There’s a gen­er­a­tion of ‘users’ expect­ing their dig­i­tal and phys­i­cal prod­ucts to be cus­tomiz­able, per­son­al­ize-able and re-com­bin­able. These users explore the poten­tial of these 3C prod­ucts through play. This is why I think it’s worth­while for inter­ac­tion design­er to get a bet­ter under­stand­ing of how to design for open-end­ed play. Obvi­ous­ly, it makes sense to do some shop­ping around in the the­o­ries of our col­leagues in game design. Why should design­ers both­er? Play­ful prod­ucts have deeply engaged users that can’t stop telling sto­ries about their expe­ri­ences with them.

The focus of this talk is firm­ly on design­ing sto­ries that emerge through play and enabling the retelling of those play expe­ri­ences.

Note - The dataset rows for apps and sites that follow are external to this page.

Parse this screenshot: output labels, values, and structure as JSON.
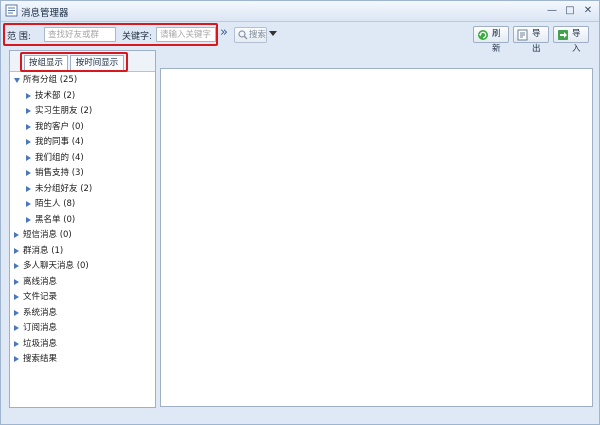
{
  "window": {
    "title": "消息管理器"
  },
  "toolbar": {
    "range_label": "范  围:",
    "range_placeholder": "查找好友或群",
    "keyword_label": "关键字:",
    "keyword_placeholder": "请输入关键字",
    "more_glyph": "»",
    "search_label": "搜索",
    "refresh_label": "刷新",
    "export_label": "导出",
    "import_label": "导入"
  },
  "tabs": [
    {
      "label": "按组显示",
      "active": true
    },
    {
      "label": "按时间显示",
      "active": false
    }
  ],
  "tree": {
    "root": {
      "label": "所有分组 (25)",
      "expanded": true
    },
    "groups": [
      {
        "label": "技术部 (2)"
      },
      {
        "label": "实习生朋友 (2)"
      },
      {
        "label": "我的客户 (0)"
      },
      {
        "label": "我的同事 (4)"
      },
      {
        "label": "我们组的 (4)"
      },
      {
        "label": "销售支持 (3)"
      },
      {
        "label": "未分组好友 (2)"
      },
      {
        "label": "陌生人 (8)"
      },
      {
        "label": "黑名单 (0)"
      }
    ],
    "categories": [
      {
        "label": "短信消息 (0)"
      },
      {
        "label": "群消息 (1)"
      },
      {
        "label": "多人聊天消息 (0)"
      },
      {
        "label": "离线消息"
      },
      {
        "label": "文件记录"
      },
      {
        "label": "系统消息"
      },
      {
        "label": "订阅消息"
      },
      {
        "label": "垃圾消息"
      },
      {
        "label": "搜索结果"
      }
    ]
  },
  "colors": {
    "highlight": "#d6181f",
    "arrow": "#4a78b8"
  }
}
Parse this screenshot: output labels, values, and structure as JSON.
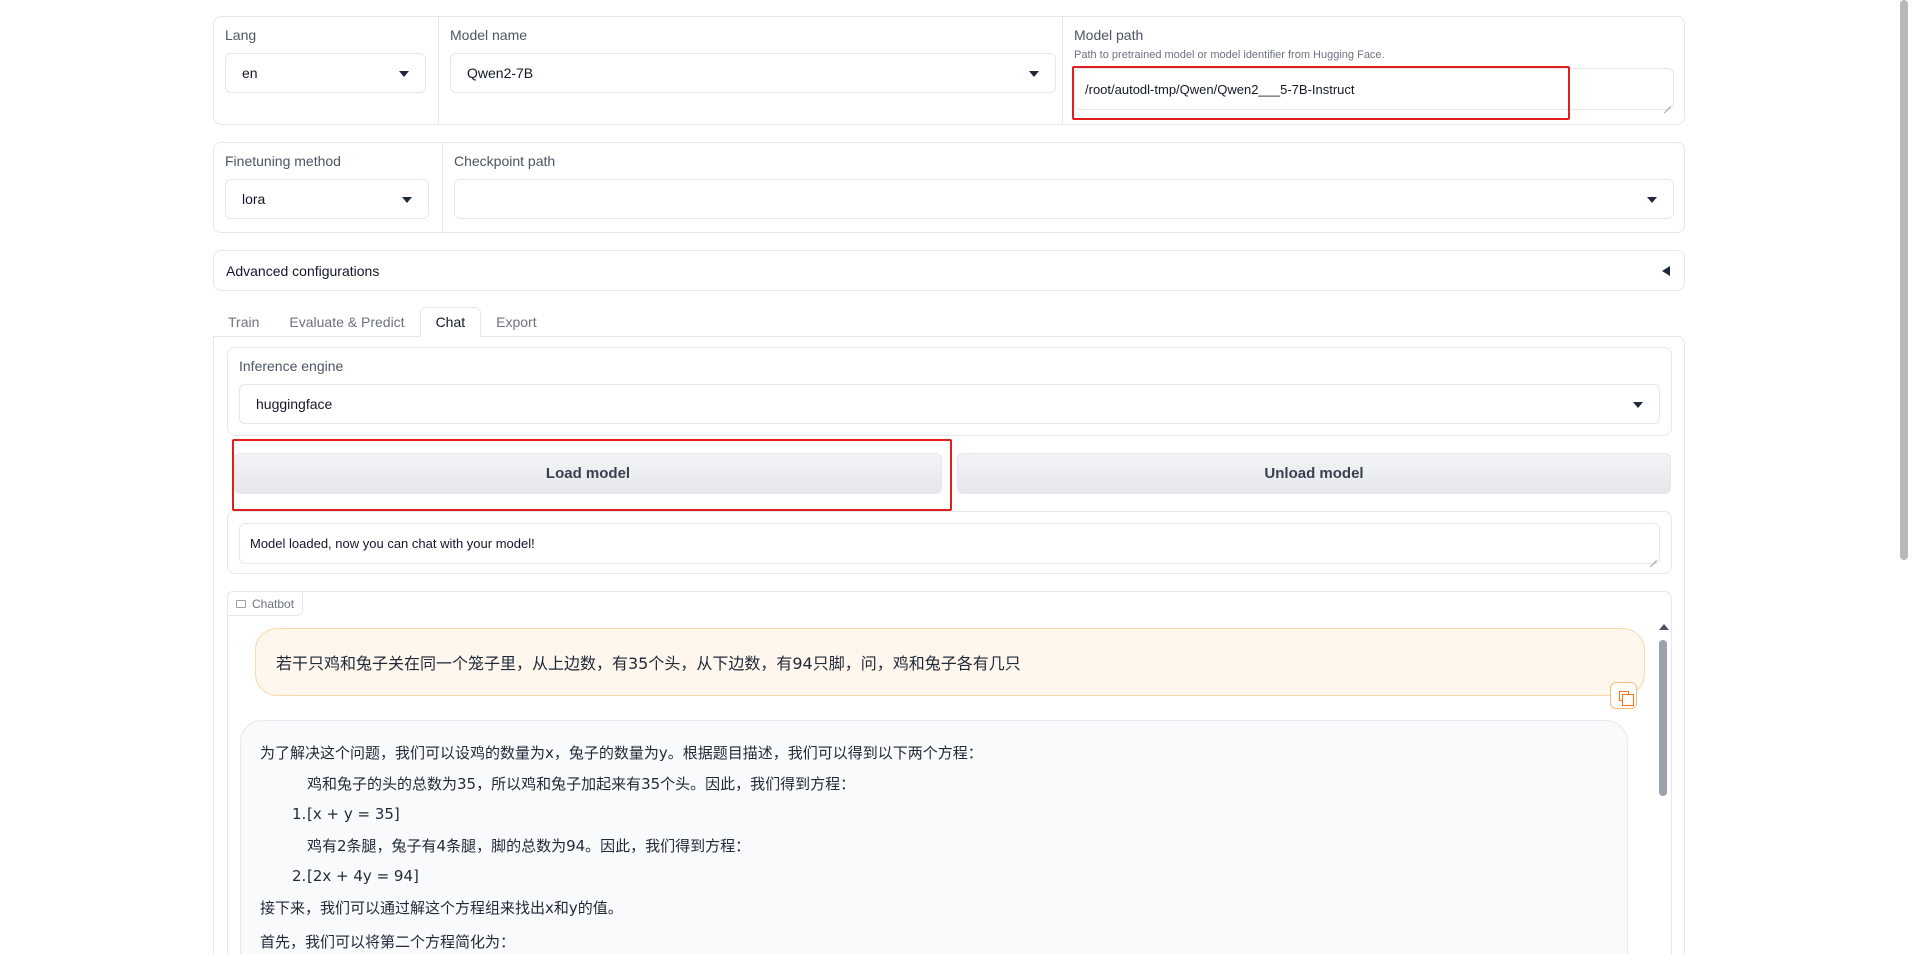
{
  "top_row": {
    "lang": {
      "label": "Lang",
      "value": "en"
    },
    "model_name": {
      "label": "Model name",
      "value": "Qwen2-7B"
    },
    "model_path": {
      "label": "Model path",
      "info": "Path to pretrained model or model identifier from Hugging Face.",
      "value": "/root/autodl-tmp/Qwen/Qwen2___5-7B-Instruct"
    }
  },
  "second_row": {
    "finetuning_method": {
      "label": "Finetuning method",
      "value": "lora"
    },
    "checkpoint_path": {
      "label": "Checkpoint path",
      "value": ""
    }
  },
  "advanced": {
    "label": "Advanced configurations"
  },
  "tabs": [
    {
      "label": "Train",
      "active": false
    },
    {
      "label": "Evaluate & Predict",
      "active": false
    },
    {
      "label": "Chat",
      "active": true
    },
    {
      "label": "Export",
      "active": false
    }
  ],
  "chat": {
    "inference_engine": {
      "label": "Inference engine",
      "value": "huggingface"
    },
    "load_button": "Load model",
    "unload_button": "Unload model",
    "status": "Model loaded, now you can chat with your model!",
    "chatbot_label": "Chatbot",
    "user_message": "若干只鸡和兔子关在同一个笼子里，从上边数，有35个头，从下边数，有94只脚，问，鸡和兔子各有几只",
    "bot": {
      "intro": "为了解决这个问题，我们可以设鸡的数量为x，兔子的数量为y。根据题目描述，我们可以得到以下两个方程：",
      "step1_text": "鸡和兔子的头的总数为35，所以鸡和兔子加起来有35个头。因此，我们得到方程：",
      "eq1_num": "1.",
      "eq1": "[x + y = 35]",
      "step2_text": "鸡有2条腿，兔子有4条腿，脚的总数为94。因此，我们得到方程：",
      "eq2_num": "2.",
      "eq2": "[2x + 4y = 94]",
      "next": "接下来，我们可以通过解这个方程组来找出x和y的值。",
      "first": "首先，我们可以将第二个方程简化为："
    }
  },
  "colors": {
    "highlight": "#e11d1d",
    "user_bubble": "#fff7ed",
    "user_border": "#fed7aa",
    "bot_bubble": "#f9fafb"
  }
}
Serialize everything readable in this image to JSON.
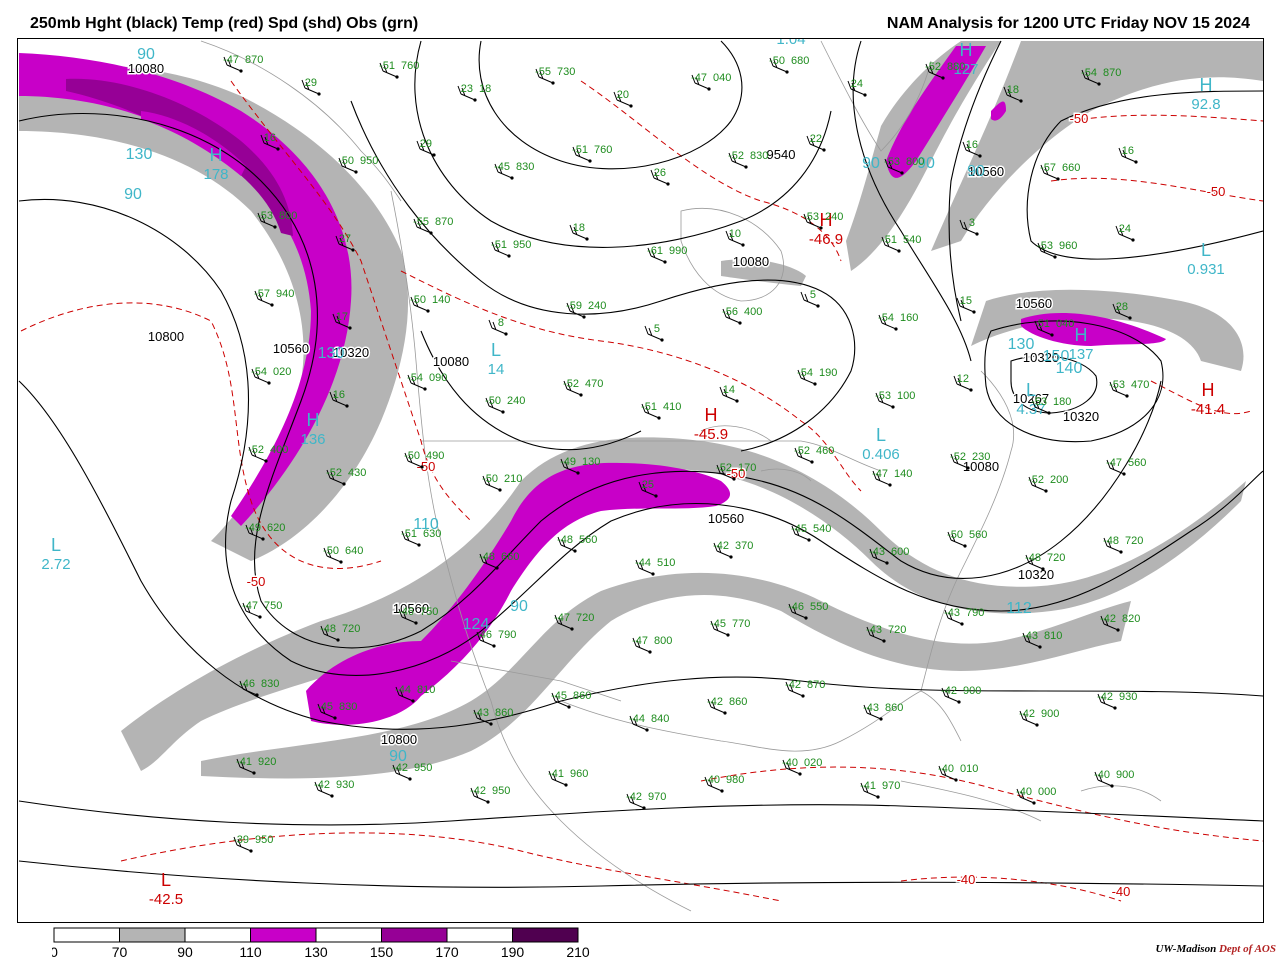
{
  "header": {
    "left_title": "250mb Hght (black) Temp (red) Spd (shd) Obs (grn)",
    "right_title": "NAM Analysis for 1200 UTC Friday  NOV 15 2024"
  },
  "colors": {
    "height_contour": "#000000",
    "temp_contour": "#cc0000",
    "obs_text": "#1e8c1e",
    "speed_label": "#3fb6c8",
    "border": "#9a9a9a",
    "shade_70": "#b4b4b4",
    "shade_110": "#c800c8",
    "shade_150": "#960096",
    "shade_190": "#500050"
  },
  "legend": {
    "ticks": [
      "0",
      "70",
      "90",
      "110",
      "130",
      "150",
      "170",
      "190",
      "210"
    ],
    "fills": [
      "#ffffff",
      "#b4b4b4",
      "#ffffff",
      "#c800c8",
      "#ffffff",
      "#960096",
      "#ffffff",
      "#500050"
    ]
  },
  "height_labels": [
    "10080",
    "10800",
    "10560",
    "10320",
    "10080",
    "9540",
    "10080",
    "10560",
    "10560",
    "10320",
    "10267",
    "10320",
    "10560",
    "10320",
    "10800",
    "10560",
    "10080"
  ],
  "centers": [
    {
      "letter": "H",
      "kind": "high",
      "value": "178"
    },
    {
      "letter": "L",
      "kind": "low",
      "value": "2.72"
    },
    {
      "letter": "H",
      "kind": "high",
      "value": "136"
    },
    {
      "letter": "L",
      "kind": "low",
      "value": "14"
    },
    {
      "letter": "H",
      "kind": "high",
      "value": "127"
    },
    {
      "letter": "H",
      "kind": "high",
      "value": "92.8"
    },
    {
      "letter": "L",
      "kind": "low",
      "value": "0.931"
    },
    {
      "letter": "L",
      "kind": "low",
      "value": "4.37"
    },
    {
      "letter": "L",
      "kind": "low",
      "value": "0.406"
    },
    {
      "letter": "H",
      "kind": "high",
      "value": "137"
    },
    {
      "letter": "H",
      "kind": "high",
      "value": "-41.4"
    },
    {
      "letter": "H",
      "kind": "high",
      "value": "-46.9"
    },
    {
      "letter": "H",
      "kind": "high",
      "value": "-45.9"
    },
    {
      "letter": "L",
      "kind": "low",
      "value": "-42.5"
    },
    {
      "letter": "L",
      "kind": "low",
      "value": "1.04"
    }
  ],
  "speed_labels": [
    "90",
    "130",
    "90",
    "130",
    "110",
    "90",
    "124",
    "90",
    "112",
    "90",
    "90",
    "90",
    "130",
    "150",
    "140"
  ],
  "temp_labels": [
    "-50",
    "-50",
    "-50",
    "-50",
    "-50",
    "-40",
    "-40"
  ],
  "observations": [
    [
      "-47",
      "870"
    ],
    [
      "29",
      ""
    ],
    [
      "-51",
      "760"
    ],
    [
      "23",
      "18"
    ],
    [
      "-55",
      "730"
    ],
    [
      "20",
      ""
    ],
    [
      "-47",
      "040"
    ],
    [
      "-50",
      "680"
    ],
    [
      "24",
      ""
    ],
    [
      "-52",
      "880"
    ],
    [
      "18",
      ""
    ],
    [
      "-54",
      "870"
    ],
    [
      "16",
      ""
    ],
    [
      "-50",
      "950"
    ],
    [
      "29",
      ""
    ],
    [
      "-45",
      "830"
    ],
    [
      "-51",
      "760"
    ],
    [
      "26",
      ""
    ],
    [
      "-52",
      "830"
    ],
    [
      "22",
      ""
    ],
    [
      "-53",
      "800"
    ],
    [
      "16",
      ""
    ],
    [
      "-57",
      "660"
    ],
    [
      "16",
      ""
    ],
    [
      "-53",
      "800"
    ],
    [
      "27",
      ""
    ],
    [
      "-55",
      "870"
    ],
    [
      "-51",
      "950"
    ],
    [
      "18",
      ""
    ],
    [
      "-61",
      "990"
    ],
    [
      "10",
      ""
    ],
    [
      "-53",
      "240"
    ],
    [
      "-51",
      "540"
    ],
    [
      "3",
      ""
    ],
    [
      "-53",
      "960"
    ],
    [
      "24",
      ""
    ],
    [
      "-57",
      "940"
    ],
    [
      "17",
      ""
    ],
    [
      "-50",
      "140"
    ],
    [
      "8",
      ""
    ],
    [
      "-59",
      "240"
    ],
    [
      "5",
      ""
    ],
    [
      "-56",
      "400"
    ],
    [
      "5",
      ""
    ],
    [
      "-54",
      "160"
    ],
    [
      "15",
      ""
    ],
    [
      "-51",
      "040"
    ],
    [
      "28",
      ""
    ],
    [
      "-54",
      "020"
    ],
    [
      "16",
      ""
    ],
    [
      "-54",
      "090"
    ],
    [
      "-50",
      "240"
    ],
    [
      "-52",
      "470"
    ],
    [
      "-51",
      "410"
    ],
    [
      "14",
      ""
    ],
    [
      "-54",
      "190"
    ],
    [
      "-53",
      "100"
    ],
    [
      "12",
      ""
    ],
    [
      "-53",
      "180"
    ],
    [
      "-53",
      "470"
    ],
    [
      "-52",
      "400"
    ],
    [
      "-52",
      "430"
    ],
    [
      "-50",
      "490"
    ],
    [
      "-50",
      "210"
    ],
    [
      "-49",
      "130"
    ],
    [
      "25",
      ""
    ],
    [
      "-52",
      "170"
    ],
    [
      "-52",
      "460"
    ],
    [
      "-47",
      "140"
    ],
    [
      "-52",
      "230"
    ],
    [
      "-52",
      "200"
    ],
    [
      "-47",
      "560"
    ],
    [
      "-49",
      "620"
    ],
    [
      "-50",
      "640"
    ],
    [
      "-51",
      "630"
    ],
    [
      "-48",
      "660"
    ],
    [
      "-48",
      "560"
    ],
    [
      "-44",
      "510"
    ],
    [
      "-42",
      "370"
    ],
    [
      "-45",
      "540"
    ],
    [
      "-43",
      "600"
    ],
    [
      "-50",
      "560"
    ],
    [
      "-48",
      "720"
    ],
    [
      "-48",
      "720"
    ],
    [
      "-47",
      "750"
    ],
    [
      "-48",
      "720"
    ],
    [
      "-46",
      "750"
    ],
    [
      "-46",
      "790"
    ],
    [
      "-47",
      "720"
    ],
    [
      "-47",
      "800"
    ],
    [
      "-45",
      "770"
    ],
    [
      "-46",
      "550"
    ],
    [
      "-43",
      "720"
    ],
    [
      "-43",
      "790"
    ],
    [
      "-43",
      "810"
    ],
    [
      "-42",
      "820"
    ],
    [
      "-46",
      "830"
    ],
    [
      "-45",
      "830"
    ],
    [
      "-44",
      "810"
    ],
    [
      "-43",
      "860"
    ],
    [
      "-45",
      "860"
    ],
    [
      "-44",
      "840"
    ],
    [
      "-42",
      "860"
    ],
    [
      "-42",
      "870"
    ],
    [
      "-43",
      "860"
    ],
    [
      "-42",
      "900"
    ],
    [
      "-42",
      "900"
    ],
    [
      "-42",
      "930"
    ],
    [
      "-41",
      "920"
    ],
    [
      "-42",
      "930"
    ],
    [
      "-42",
      "950"
    ],
    [
      "-42",
      "950"
    ],
    [
      "-41",
      "960"
    ],
    [
      "-42",
      "970"
    ],
    [
      "-40",
      "980"
    ],
    [
      "-40",
      "020"
    ],
    [
      "-41",
      "970"
    ],
    [
      "-40",
      "010"
    ],
    [
      "-40",
      "000"
    ],
    [
      "-40",
      "900"
    ],
    [
      "-39",
      "950"
    ]
  ],
  "credit": {
    "org": "UW-Madison",
    "dept": "Dept of AOS"
  }
}
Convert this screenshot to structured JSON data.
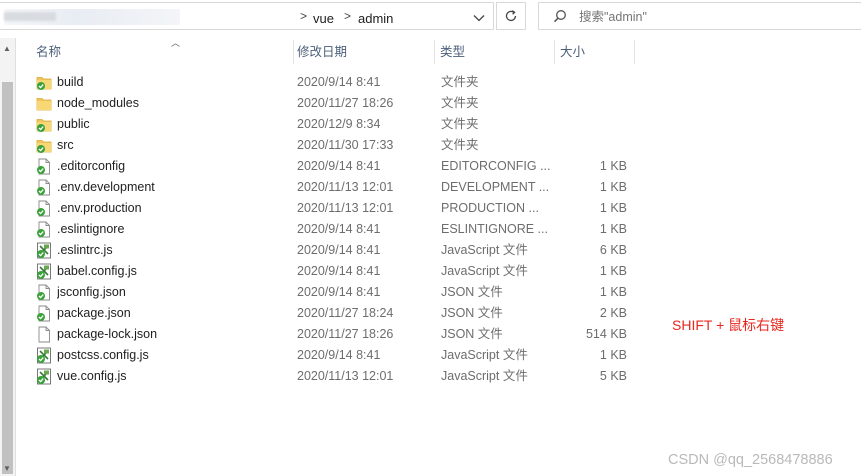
{
  "address_bar": {
    "crumbs": [
      "vue",
      "admin"
    ],
    "separator": ">"
  },
  "search": {
    "placeholder": "搜索\"admin\""
  },
  "columns": {
    "name": "名称",
    "date": "修改日期",
    "type": "类型",
    "size": "大小"
  },
  "files": [
    {
      "name": "build",
      "date": "2020/9/14 8:41",
      "type": "文件夹",
      "size": "",
      "icon": "folder-synced-icon"
    },
    {
      "name": "node_modules",
      "date": "2020/11/27 18:26",
      "type": "文件夹",
      "size": "",
      "icon": "folder-icon"
    },
    {
      "name": "public",
      "date": "2020/12/9 8:34",
      "type": "文件夹",
      "size": "",
      "icon": "folder-synced-icon"
    },
    {
      "name": "src",
      "date": "2020/11/30 17:33",
      "type": "文件夹",
      "size": "",
      "icon": "folder-synced-icon"
    },
    {
      "name": ".editorconfig",
      "date": "2020/9/14 8:41",
      "type": "EDITORCONFIG ...",
      "size": "1 KB",
      "icon": "file-synced-icon"
    },
    {
      "name": ".env.development",
      "date": "2020/11/13 12:01",
      "type": "DEVELOPMENT ...",
      "size": "1 KB",
      "icon": "file-synced-icon"
    },
    {
      "name": ".env.production",
      "date": "2020/11/13 12:01",
      "type": "PRODUCTION ...",
      "size": "1 KB",
      "icon": "file-synced-icon"
    },
    {
      "name": ".eslintignore",
      "date": "2020/9/14 8:41",
      "type": "ESLINTIGNORE ...",
      "size": "1 KB",
      "icon": "file-synced-icon"
    },
    {
      "name": ".eslintrc.js",
      "date": "2020/9/14 8:41",
      "type": "JavaScript 文件",
      "size": "6 KB",
      "icon": "js-file-synced-icon"
    },
    {
      "name": "babel.config.js",
      "date": "2020/9/14 8:41",
      "type": "JavaScript 文件",
      "size": "1 KB",
      "icon": "js-file-synced-icon"
    },
    {
      "name": "jsconfig.json",
      "date": "2020/9/14 8:41",
      "type": "JSON 文件",
      "size": "1 KB",
      "icon": "file-synced-icon"
    },
    {
      "name": "package.json",
      "date": "2020/11/27 18:24",
      "type": "JSON 文件",
      "size": "2 KB",
      "icon": "file-synced-icon"
    },
    {
      "name": "package-lock.json",
      "date": "2020/11/27 18:26",
      "type": "JSON 文件",
      "size": "514 KB",
      "icon": "file-icon"
    },
    {
      "name": "postcss.config.js",
      "date": "2020/9/14 8:41",
      "type": "JavaScript 文件",
      "size": "1 KB",
      "icon": "js-file-synced-icon"
    },
    {
      "name": "vue.config.js",
      "date": "2020/11/13 12:01",
      "type": "JavaScript 文件",
      "size": "5 KB",
      "icon": "js-file-synced-icon"
    }
  ],
  "annotation": "SHIFT + 鼠标右键",
  "watermark": "CSDN @qq_2568478886",
  "colors": {
    "annotation": "#e8271f",
    "folder": "#f2c55c",
    "sync_check": "#3aa23a"
  }
}
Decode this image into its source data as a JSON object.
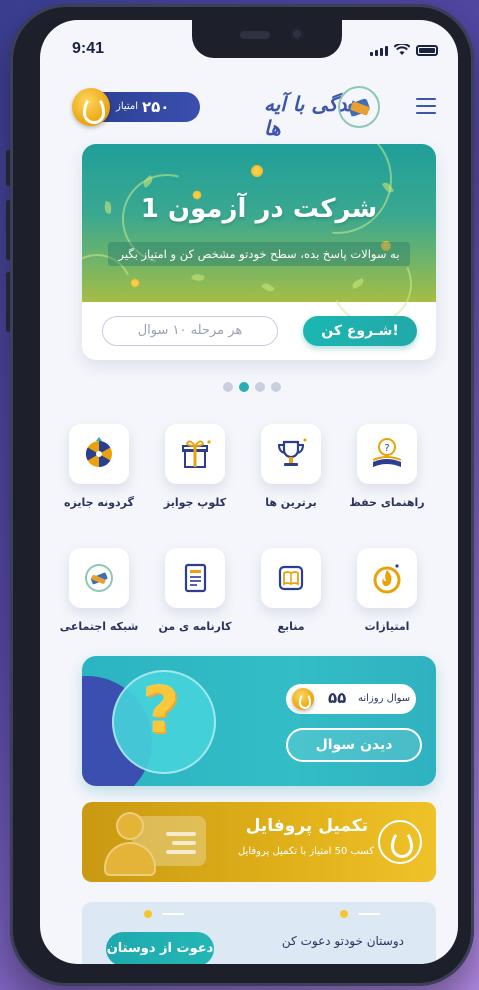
{
  "status": {
    "time": "9:41"
  },
  "header": {
    "score_value": "۲۵۰",
    "score_label": "امتیاز",
    "logo_text": "زندگی با آیه ها"
  },
  "hero": {
    "title": "شرکت در آزمون 1",
    "subtitle": "به سوالات پاسخ بده، سطح خودتو مشخص کن و امتیاز بگیر",
    "start_label": "شـروع کن!",
    "question_count": "هر مرحله ۱۰ سوال"
  },
  "carousel": {
    "dots": 4,
    "active": 1
  },
  "grid": {
    "items": [
      {
        "label": "راهنمای حفظ",
        "icon": "study-guide-icon"
      },
      {
        "label": "برترین ها",
        "icon": "trophy-icon"
      },
      {
        "label": "کلوپ جوایز",
        "icon": "gift-icon"
      },
      {
        "label": "گردونه جایزه",
        "icon": "prize-wheel-icon"
      },
      {
        "label": "امتیازات",
        "icon": "points-flame-icon"
      },
      {
        "label": "منابع",
        "icon": "book-icon"
      },
      {
        "label": "کارنامه ی من",
        "icon": "report-card-icon"
      },
      {
        "label": "شبکه اجتماعی",
        "icon": "social-network-icon"
      }
    ]
  },
  "daily": {
    "label": "سوال روزانه",
    "count": "۵۵",
    "button": "دیدن سوال"
  },
  "profile": {
    "title": "تکمیل پروفایل",
    "subtitle": "کسب 50 امتیاز با تکمیل پروفایل"
  },
  "invite": {
    "text": "دوستان خودتو دعوت کن",
    "button": "دعوت از دوستان"
  },
  "colors": {
    "accent": "#2aaeb3",
    "navy": "#2c3e90",
    "gold": "#e1b11a"
  }
}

Like I said, I’ll dive deep­er into these top­ics in the com­ing peri­od. If you have any views of your own on this — or use­ful resources that you think I should check out — do let me know.

Update: Today the full con­fer­ence pro­gram was announced and my name is actu­al­ly on there. The pro­gram looks real­ly cool, and I’m real­ly hap­py to see some talks relat­ed to mine in there as well. See you in Savan­nah!

links for 2007-10-27

links for 2007-10-26

links for 2007-10-23

links for 2007-10-21